Feb 20, 12
Read from February 17 to 19, 2012
"In the long light of early morning, Hunter circles what remains of a burned house, his nose low and brow furrowed. The night's thick air has begun to lift, and the German Shepherd's movement catches the emerging sun. He is a shining thing against the black of scorched brick, burned timber, and nearby tree charred leafless."
Charleson writes so well, I kept looking for a co-writer credit. The book is a nice mix of personal experience, insights into the search and rescue world, and observations on dogs. The story arc is there, loosely, as Charleson trains as an SAR volunteer, then gets a puppy, and trains with the puppy, but, for me, as interesting as the information was, the story did not propel me forward. I didn't feel a real emotional stake/connection.
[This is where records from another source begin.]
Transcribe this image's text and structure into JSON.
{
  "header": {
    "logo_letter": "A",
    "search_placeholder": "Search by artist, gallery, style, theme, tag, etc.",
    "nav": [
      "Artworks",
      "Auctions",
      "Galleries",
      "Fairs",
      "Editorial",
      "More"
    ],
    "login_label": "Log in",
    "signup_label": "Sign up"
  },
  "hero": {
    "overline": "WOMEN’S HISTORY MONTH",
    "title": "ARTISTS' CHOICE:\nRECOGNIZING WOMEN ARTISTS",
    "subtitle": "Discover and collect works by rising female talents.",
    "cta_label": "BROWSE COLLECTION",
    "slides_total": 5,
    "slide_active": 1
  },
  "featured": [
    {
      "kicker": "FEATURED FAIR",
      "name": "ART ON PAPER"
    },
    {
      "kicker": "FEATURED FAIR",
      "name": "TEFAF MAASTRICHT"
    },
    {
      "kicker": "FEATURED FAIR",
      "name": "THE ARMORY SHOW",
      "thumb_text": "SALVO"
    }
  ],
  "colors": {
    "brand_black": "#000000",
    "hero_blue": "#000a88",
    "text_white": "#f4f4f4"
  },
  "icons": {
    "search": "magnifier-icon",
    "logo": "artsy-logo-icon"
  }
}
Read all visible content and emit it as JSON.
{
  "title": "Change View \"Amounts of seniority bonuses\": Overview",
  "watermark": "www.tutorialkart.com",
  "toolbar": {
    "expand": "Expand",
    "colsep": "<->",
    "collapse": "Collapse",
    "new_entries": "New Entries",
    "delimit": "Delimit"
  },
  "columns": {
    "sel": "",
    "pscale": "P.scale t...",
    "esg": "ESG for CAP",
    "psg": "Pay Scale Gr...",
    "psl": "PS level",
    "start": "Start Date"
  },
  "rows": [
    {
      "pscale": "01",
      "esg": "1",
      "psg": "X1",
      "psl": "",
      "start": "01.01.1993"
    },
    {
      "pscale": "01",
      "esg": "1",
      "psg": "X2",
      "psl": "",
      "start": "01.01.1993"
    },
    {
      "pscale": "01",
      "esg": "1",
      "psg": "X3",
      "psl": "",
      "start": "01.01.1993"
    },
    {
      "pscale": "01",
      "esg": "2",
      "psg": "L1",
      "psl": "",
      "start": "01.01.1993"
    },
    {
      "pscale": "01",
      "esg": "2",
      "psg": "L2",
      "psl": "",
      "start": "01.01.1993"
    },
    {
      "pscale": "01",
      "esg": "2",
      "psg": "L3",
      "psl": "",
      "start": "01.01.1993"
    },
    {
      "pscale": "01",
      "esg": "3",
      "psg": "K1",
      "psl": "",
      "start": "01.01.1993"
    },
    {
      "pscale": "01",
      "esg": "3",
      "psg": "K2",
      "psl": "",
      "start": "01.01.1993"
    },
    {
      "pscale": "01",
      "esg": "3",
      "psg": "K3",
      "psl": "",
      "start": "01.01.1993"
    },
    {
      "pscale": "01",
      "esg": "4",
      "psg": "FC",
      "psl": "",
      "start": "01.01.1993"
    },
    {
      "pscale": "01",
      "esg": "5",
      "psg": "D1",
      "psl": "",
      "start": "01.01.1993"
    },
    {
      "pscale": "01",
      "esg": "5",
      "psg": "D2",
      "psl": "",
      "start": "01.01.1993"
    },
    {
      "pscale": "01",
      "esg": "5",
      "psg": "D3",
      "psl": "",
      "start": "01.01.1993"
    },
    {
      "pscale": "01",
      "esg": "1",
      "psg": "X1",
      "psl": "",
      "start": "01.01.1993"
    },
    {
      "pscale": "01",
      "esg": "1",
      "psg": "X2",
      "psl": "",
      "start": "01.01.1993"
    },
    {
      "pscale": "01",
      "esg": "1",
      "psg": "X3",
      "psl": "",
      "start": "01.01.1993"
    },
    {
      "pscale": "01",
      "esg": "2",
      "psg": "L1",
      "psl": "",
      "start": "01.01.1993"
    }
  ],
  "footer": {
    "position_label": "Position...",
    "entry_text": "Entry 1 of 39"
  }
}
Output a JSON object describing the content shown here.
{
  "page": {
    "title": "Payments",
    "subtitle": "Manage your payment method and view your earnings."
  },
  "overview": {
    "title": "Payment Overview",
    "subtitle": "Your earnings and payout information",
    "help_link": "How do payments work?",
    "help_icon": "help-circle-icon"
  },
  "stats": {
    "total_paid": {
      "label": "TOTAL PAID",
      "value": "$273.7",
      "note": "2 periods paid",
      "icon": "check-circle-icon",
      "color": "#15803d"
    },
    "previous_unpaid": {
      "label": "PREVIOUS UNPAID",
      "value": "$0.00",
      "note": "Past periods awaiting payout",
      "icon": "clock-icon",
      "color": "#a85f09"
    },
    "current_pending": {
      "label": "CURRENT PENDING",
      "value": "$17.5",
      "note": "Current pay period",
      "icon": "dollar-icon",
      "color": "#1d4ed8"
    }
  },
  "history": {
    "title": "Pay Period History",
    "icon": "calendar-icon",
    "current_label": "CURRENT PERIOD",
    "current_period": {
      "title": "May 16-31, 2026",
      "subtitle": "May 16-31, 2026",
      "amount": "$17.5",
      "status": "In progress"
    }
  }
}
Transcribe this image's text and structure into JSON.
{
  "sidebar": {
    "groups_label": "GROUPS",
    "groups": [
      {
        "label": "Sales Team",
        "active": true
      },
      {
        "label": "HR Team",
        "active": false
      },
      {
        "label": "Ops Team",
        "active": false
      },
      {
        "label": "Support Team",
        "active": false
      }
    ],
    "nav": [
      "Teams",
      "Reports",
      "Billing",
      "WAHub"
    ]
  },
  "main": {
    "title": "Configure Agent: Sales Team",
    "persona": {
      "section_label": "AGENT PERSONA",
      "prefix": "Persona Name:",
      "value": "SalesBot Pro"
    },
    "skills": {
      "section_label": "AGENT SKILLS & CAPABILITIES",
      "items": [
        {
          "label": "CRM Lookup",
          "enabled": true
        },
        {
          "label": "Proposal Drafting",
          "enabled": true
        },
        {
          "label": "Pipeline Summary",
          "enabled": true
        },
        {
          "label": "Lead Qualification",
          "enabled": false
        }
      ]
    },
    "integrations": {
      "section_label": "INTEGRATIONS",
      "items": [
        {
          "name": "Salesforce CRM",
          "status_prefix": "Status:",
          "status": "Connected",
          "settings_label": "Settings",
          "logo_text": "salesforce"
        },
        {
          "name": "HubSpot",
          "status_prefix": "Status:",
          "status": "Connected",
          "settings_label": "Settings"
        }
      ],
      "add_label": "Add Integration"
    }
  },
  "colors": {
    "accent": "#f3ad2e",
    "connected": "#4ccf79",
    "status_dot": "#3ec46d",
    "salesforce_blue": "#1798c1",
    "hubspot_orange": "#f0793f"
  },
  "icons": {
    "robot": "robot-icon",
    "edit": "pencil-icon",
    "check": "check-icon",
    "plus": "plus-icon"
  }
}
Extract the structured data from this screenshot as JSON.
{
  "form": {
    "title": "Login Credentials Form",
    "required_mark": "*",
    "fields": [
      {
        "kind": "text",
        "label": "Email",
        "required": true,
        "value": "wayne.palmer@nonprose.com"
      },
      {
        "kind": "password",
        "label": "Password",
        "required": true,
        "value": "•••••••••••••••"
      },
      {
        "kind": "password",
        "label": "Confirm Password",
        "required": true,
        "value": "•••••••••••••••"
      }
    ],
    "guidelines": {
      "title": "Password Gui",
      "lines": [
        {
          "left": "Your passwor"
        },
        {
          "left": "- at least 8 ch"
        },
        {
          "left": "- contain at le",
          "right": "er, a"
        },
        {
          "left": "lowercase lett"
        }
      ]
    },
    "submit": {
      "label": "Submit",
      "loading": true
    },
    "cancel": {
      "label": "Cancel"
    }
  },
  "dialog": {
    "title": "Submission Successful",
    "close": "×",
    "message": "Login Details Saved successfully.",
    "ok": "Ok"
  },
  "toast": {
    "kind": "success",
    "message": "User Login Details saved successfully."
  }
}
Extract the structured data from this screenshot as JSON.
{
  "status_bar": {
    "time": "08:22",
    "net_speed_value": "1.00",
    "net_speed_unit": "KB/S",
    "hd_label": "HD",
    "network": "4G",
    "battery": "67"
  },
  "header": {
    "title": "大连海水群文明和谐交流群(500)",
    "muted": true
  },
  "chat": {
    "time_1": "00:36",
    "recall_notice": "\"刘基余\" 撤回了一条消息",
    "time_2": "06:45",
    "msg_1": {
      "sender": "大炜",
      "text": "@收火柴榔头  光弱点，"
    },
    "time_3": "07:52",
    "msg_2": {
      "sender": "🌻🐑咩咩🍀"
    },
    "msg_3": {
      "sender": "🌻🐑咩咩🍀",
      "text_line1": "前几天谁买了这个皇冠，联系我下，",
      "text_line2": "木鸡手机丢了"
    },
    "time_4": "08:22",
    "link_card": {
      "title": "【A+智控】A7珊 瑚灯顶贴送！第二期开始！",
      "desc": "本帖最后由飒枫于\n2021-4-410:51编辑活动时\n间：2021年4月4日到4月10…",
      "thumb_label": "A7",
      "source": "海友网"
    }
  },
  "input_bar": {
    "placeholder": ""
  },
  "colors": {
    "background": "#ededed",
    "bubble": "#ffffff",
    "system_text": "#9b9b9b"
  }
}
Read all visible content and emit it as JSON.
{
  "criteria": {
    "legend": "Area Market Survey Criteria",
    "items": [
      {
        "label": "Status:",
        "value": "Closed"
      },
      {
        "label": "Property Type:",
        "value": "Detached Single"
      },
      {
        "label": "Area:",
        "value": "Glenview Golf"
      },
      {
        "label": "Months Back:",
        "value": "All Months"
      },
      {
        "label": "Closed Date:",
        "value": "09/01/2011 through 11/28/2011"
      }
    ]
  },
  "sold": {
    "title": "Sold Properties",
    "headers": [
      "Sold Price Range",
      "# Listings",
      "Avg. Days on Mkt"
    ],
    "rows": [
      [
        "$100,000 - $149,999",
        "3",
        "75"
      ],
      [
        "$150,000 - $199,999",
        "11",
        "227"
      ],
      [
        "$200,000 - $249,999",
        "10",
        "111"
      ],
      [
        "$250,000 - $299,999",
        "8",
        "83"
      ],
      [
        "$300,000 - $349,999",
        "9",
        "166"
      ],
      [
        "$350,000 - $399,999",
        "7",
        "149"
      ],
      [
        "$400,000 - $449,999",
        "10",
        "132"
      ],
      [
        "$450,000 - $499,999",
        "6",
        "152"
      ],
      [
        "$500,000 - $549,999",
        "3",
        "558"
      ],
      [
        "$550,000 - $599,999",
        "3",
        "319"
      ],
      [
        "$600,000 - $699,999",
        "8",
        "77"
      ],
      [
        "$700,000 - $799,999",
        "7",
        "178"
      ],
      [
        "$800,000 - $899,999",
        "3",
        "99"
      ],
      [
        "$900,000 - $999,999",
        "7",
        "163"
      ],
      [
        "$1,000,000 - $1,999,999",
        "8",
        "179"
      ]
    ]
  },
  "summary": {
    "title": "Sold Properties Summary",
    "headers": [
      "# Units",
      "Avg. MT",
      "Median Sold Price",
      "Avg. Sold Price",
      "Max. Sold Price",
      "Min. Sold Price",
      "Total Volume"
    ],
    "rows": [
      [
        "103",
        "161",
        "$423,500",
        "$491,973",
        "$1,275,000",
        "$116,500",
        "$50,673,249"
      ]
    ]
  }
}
This is probably because I love books about dogs a lot more than books about people relating their internal experiences alongside dogs. The latter is too focused on the person, whereas I love more insight and attention paid to the canine protagonist. For instance, I loved Patricia McConnell's book "The Other End of the Leash," but barely made it through Suzanne Clothier's "Bones Would Rain From the Sky."
"Other nights a blanket of stratiform cloud stretched wide above the little Cessna, and I flew small and secret, like a child with a flashlight under the blanket, flying beneath an eiderdown beautifully up-lit at its edges by the lights of cities on the horizon."